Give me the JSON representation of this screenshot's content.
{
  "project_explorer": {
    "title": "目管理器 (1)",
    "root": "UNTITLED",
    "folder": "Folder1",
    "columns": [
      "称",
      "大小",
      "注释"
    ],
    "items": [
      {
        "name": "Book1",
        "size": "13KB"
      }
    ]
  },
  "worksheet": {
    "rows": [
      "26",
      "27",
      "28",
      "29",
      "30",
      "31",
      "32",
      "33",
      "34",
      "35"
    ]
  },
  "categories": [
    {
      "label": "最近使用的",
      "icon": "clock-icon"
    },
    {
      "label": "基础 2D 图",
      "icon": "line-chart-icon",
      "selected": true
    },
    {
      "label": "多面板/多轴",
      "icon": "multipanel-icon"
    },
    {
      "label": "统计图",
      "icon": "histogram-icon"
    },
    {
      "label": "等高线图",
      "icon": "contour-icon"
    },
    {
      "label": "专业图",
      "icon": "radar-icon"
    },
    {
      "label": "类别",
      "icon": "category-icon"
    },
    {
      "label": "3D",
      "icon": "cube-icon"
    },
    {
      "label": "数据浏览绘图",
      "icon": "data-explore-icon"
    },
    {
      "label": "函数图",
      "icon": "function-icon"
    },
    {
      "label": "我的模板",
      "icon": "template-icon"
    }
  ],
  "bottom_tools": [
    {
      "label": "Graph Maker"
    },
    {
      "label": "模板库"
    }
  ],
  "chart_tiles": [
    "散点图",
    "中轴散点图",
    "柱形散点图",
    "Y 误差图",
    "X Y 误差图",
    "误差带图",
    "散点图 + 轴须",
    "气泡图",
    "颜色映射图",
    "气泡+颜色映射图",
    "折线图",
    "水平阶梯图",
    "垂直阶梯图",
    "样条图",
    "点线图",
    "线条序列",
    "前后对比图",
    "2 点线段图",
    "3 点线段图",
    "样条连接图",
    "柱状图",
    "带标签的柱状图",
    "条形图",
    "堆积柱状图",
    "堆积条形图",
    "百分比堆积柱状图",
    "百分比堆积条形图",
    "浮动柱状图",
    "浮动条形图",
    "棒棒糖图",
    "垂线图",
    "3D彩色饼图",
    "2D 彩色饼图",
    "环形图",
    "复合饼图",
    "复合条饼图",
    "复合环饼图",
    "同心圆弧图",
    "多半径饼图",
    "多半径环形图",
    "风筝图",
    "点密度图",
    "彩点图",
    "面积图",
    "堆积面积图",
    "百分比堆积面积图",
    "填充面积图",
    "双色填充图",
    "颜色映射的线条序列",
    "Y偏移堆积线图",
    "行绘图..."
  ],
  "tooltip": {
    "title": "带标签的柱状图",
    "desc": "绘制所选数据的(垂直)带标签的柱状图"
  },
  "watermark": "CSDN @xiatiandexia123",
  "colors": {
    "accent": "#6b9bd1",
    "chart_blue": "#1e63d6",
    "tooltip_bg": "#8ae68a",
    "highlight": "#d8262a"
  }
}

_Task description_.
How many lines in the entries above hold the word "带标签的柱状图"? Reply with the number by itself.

_Task output_.
3